The classic M R James story, Casting the Runes,* is a perfect example of karma coming back to bite the deserving! In it, an angry, resentful, nasty individual lives for cursing/causing the death of those he perceives to have wronged him. In the end, the victims become empowered and he gets even worse than that which he sent out into the cosmos.
People have always understood this, and thus many stories have built-in “lessons” – warnings to avoid unknown dangers of the occult, cautions to act rightly and treat others well, and to not allow feelings of shame, blame and guilt “haunt” us. Those who obsess about past perceived wrongs, problems, slights, and injustices will be eventually consumed by them. Healing (whether counseling, spiritual, or even (in extreme cases), exorcism) is essential to move on in an integrated way. Looking at this from another angle: we may be haunted by our own feelings – we ourselves may be the haunters as well as the hauntees.
Then there’s the person who scorns or belittles the dangers of hauntings and ghosts: these people often become the focus of paranormal events! This is true in fiction and has happened in real life. I recently saw a telecast about an individual, a private investigator, who absolutely didn’t believe in ghosts. He was hired to debunk a certain case, which ended up making a believer of him. Now his focus is working with those struggling with haunting.

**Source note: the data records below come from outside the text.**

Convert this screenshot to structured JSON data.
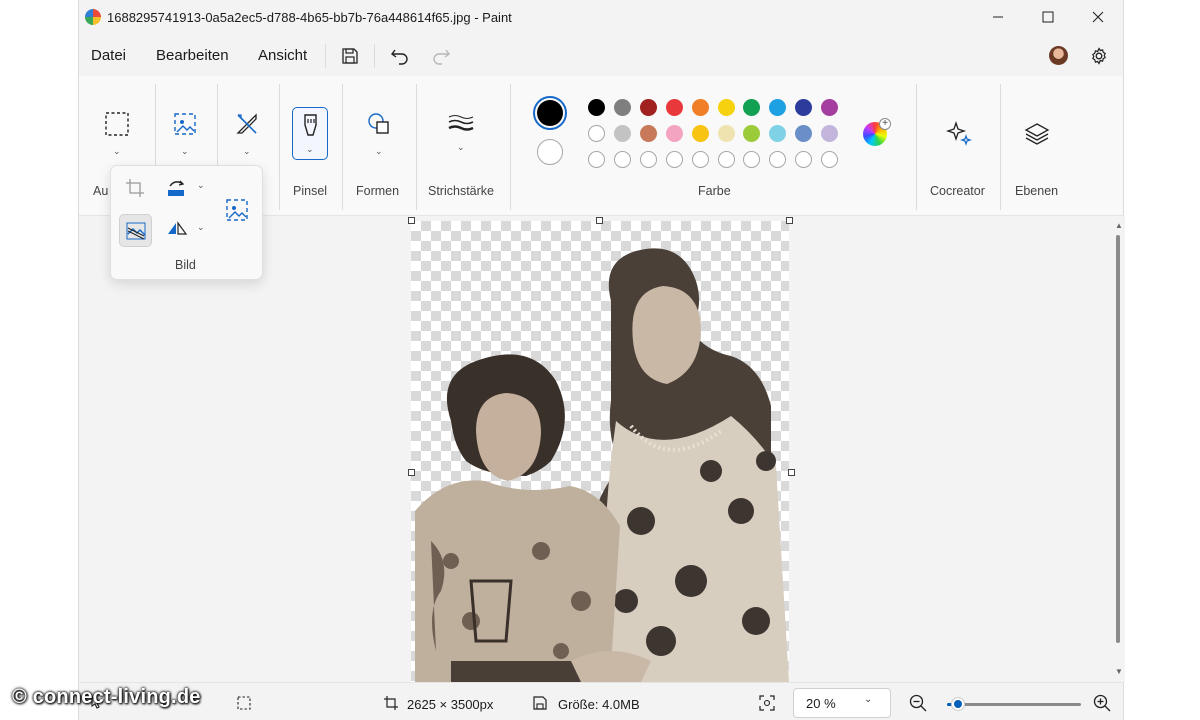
{
  "window": {
    "title": "1688295741913-0a5a2ec5-d788-4b65-bb7b-76a448614f65.jpg - Paint",
    "minimize_icon": "minimize-icon",
    "maximize_icon": "maximize-icon",
    "close_icon": "close-icon"
  },
  "menu": {
    "items": [
      "Datei",
      "Bearbeiten",
      "Ansicht"
    ]
  },
  "ribbon": {
    "groups": {
      "auswahl": "Au",
      "pinsel": "Pinsel",
      "formen": "Formen",
      "strichstaerke": "Strichstärke",
      "farbe": "Farbe",
      "cocreator": "Cocreator",
      "ebenen": "Ebenen"
    },
    "primary_color": "#000000",
    "secondary_color": "#ffffff",
    "palette_row1": [
      "#000000",
      "#7f7f7f",
      "#a12020",
      "#e8383c",
      "#f07f27",
      "#f5d20d",
      "#12a152",
      "#1da1e2",
      "#2d3c9c",
      "#a43f9f"
    ],
    "palette_row2": [
      "#ffffff",
      "#c3c3c3",
      "#c8795a",
      "#f3a4c0",
      "#f7c414",
      "#efe3b0",
      "#9ccb3a",
      "#7fd2e6",
      "#6a8fc8",
      "#c3b5dc"
    ]
  },
  "flyout": {
    "label": "Bild"
  },
  "status": {
    "dimensions": "2625 × 3500px",
    "size": "Größe: 4.0MB",
    "zoom": "20 %",
    "zoom_level": 0.08
  },
  "watermark": "© connect-living.de"
}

A fictional example is the character Inglis in the E F Benson story, Caterpillars.* At the outset, Inglis makes a point of declaring that those who believe in ghosts are fools, there’s no such thing. Unfortunately for him, the setting of the story is a haunted one. He ends up, after dissing an aspect of the phenomena, becoming victimized by it. But the reader is left with “Well, he did ask for it.” Rather like the little boy whose mother says “don’t touch the hot stove!” but he does anyway. (Sometimes it just takes life experience to build a learning curve)!
While karma isn’t a factor in all hauntings (fiction or true accounts) it often plays a significant role, and can be seen as a common “moral of the story” in ghostly tales of all kinds.
*(Both Casting the Runes by M R James and Caterpillars, by E F Benson, are free to read online – see google to access links).